Problem to work on: A single number is the answer: how many lines of the entries contain the word "ночь"?

Dataset excerpts
-------------------------
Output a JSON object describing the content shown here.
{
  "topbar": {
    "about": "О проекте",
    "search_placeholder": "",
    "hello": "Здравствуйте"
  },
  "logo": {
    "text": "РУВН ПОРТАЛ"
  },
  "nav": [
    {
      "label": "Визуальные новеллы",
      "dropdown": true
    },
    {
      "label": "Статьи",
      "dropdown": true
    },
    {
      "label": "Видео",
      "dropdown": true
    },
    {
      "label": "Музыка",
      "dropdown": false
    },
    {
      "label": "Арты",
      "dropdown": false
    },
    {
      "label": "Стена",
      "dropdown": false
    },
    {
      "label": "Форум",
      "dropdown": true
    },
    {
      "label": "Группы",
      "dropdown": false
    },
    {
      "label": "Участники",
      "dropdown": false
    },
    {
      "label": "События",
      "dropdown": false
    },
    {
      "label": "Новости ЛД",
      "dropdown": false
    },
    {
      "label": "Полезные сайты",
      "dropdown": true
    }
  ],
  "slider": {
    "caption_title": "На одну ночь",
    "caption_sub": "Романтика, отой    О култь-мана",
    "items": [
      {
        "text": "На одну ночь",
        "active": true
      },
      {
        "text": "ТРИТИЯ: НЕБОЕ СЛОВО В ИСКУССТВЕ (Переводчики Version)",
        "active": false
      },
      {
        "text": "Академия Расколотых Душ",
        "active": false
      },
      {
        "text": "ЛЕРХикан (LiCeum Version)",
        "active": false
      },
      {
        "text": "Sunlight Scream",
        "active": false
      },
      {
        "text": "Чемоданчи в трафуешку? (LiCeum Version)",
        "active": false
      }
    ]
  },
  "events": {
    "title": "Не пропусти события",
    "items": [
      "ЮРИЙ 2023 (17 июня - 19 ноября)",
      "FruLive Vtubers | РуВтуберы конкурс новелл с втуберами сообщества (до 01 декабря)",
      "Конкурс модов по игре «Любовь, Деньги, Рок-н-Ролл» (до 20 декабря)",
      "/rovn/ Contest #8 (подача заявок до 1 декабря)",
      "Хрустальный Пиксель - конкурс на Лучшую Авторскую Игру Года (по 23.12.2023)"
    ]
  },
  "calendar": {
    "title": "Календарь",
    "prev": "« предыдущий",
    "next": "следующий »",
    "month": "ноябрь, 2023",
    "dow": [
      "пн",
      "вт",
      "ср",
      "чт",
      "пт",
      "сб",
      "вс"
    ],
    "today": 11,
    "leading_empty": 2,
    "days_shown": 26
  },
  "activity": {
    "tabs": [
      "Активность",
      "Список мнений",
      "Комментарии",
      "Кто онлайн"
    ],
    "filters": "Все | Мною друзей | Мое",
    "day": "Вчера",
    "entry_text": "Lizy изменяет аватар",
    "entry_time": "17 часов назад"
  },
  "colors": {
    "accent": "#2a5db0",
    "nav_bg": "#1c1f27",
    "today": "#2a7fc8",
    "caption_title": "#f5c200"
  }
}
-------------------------
Answer to this exercise: 2